Although not finalists for the Prize itself, most of the artists who have painted Principals have at other times been hung in the Archibald. Judy Cassab created a fine portrait of Professor John MacIntyre in 1956, Frank Hodgkinson painted Revd Dr Hugh Cairns, and Francis Giacco painted both Principal Paton and College Fellow Stephen Salsbury.
Thanks to the generosity of friends, St Andrew’s is also proud to hang Peter Churcher’s colossal 2006 Archibald finalist ‘Bruce, Linde and me on the road to Guadelupe’. This densely populated painting invites allegorical speculation in a way that is entirely worthy of its place of honour above the mantelpiece of the Senior Common Room. Churcher’s monumental painting is on loan to the College and we are deeply grateful to its owners for sharing this artwork with us.
The founders of the College believed it was their responsibility to foster ‘a due appreciation of the sublime and beautiful in art and nature’ rather than merely to produce ‘clever business men’. In fulfilment of this duty, the College has at enlightened moments added fine works of art to our collections for the contemplation, enjoyment and improvement of students and fellows alike. We are currently the custodians of paintings by many distinguished artists, including John Ruskin, Grace Cossington-Smith, Ray Crooke, Willie Junari, Paul Newton, and a sculpture by Michael Snape and Agatha Gothe-Snape which is soon to be installed at the south-western corner of the grounds.

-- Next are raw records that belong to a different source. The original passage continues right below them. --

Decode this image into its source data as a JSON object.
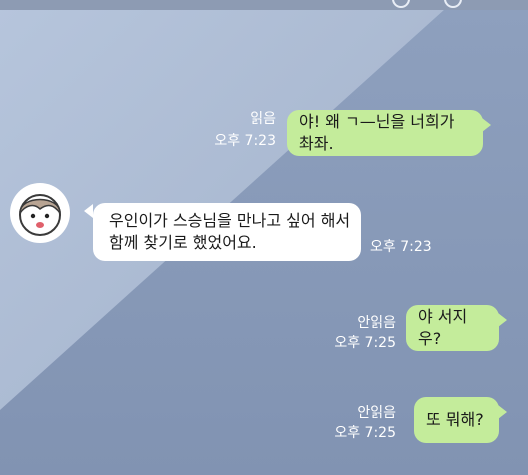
{
  "messages": [
    {
      "side": "right",
      "text": "야! 왜 ㄱ—닌을 너희가 촤좌.",
      "read_status": "읽음",
      "time": "오후 7:23"
    },
    {
      "side": "left",
      "line1": "우인이가 스승님을 만나고 싶어 해서",
      "line2": "함께 찾기로 했었어요.",
      "time": "오후 7:23"
    },
    {
      "side": "right",
      "text": "야 서지우?",
      "read_status": "안읽음",
      "time": "오후 7:25"
    },
    {
      "side": "right",
      "text": "또 뭐해?",
      "read_status": "안읽음",
      "time": "오후 7:25"
    }
  ],
  "icons": [
    "back-icon",
    "search-icon",
    "menu-icon"
  ]
}
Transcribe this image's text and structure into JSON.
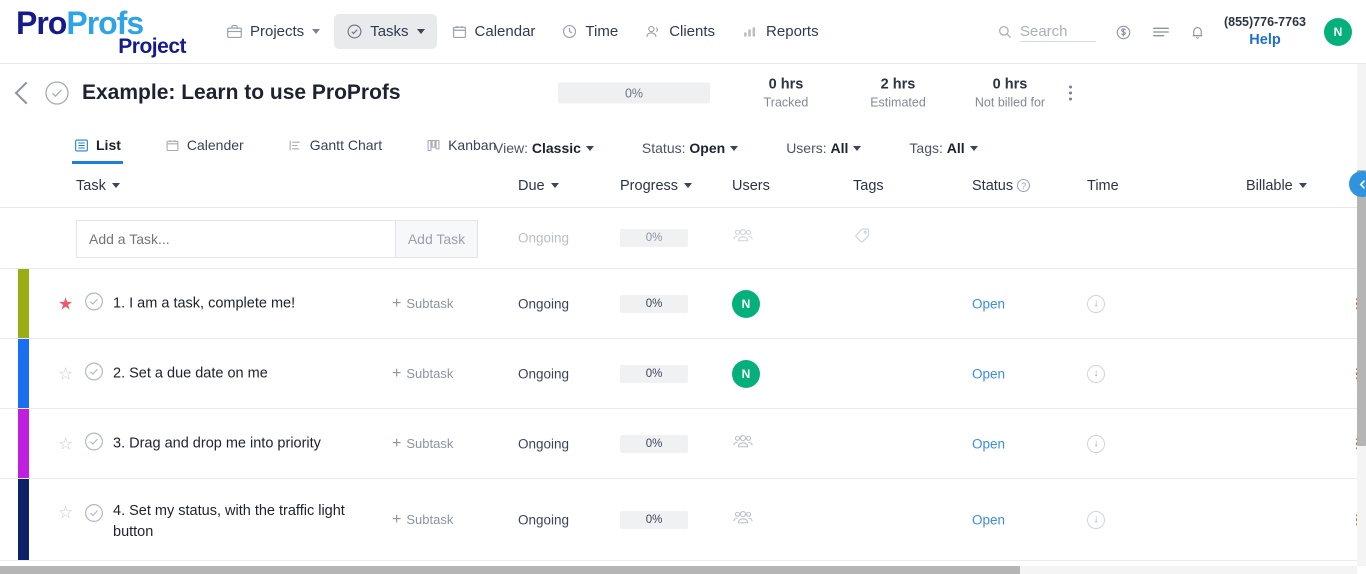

Alex Wright (Fr 2015)
Head of Arts & Social Sciences
Centre Image: Peter Churcher’s 2006 painting ‘Bruce, Linde and me on the road to Guadelupe’ hung in the Senior Common Room at St Andrew’s College.
Left Image: Reginald Jerrold-Nathan’s 1933 portrait of Revd. Prof. Samuel Angus D.D., D.Litt., Ph.D.
Right Image: Jean de Courtney Isherwood’s 1962 portrait of Revd. Alan Dougan.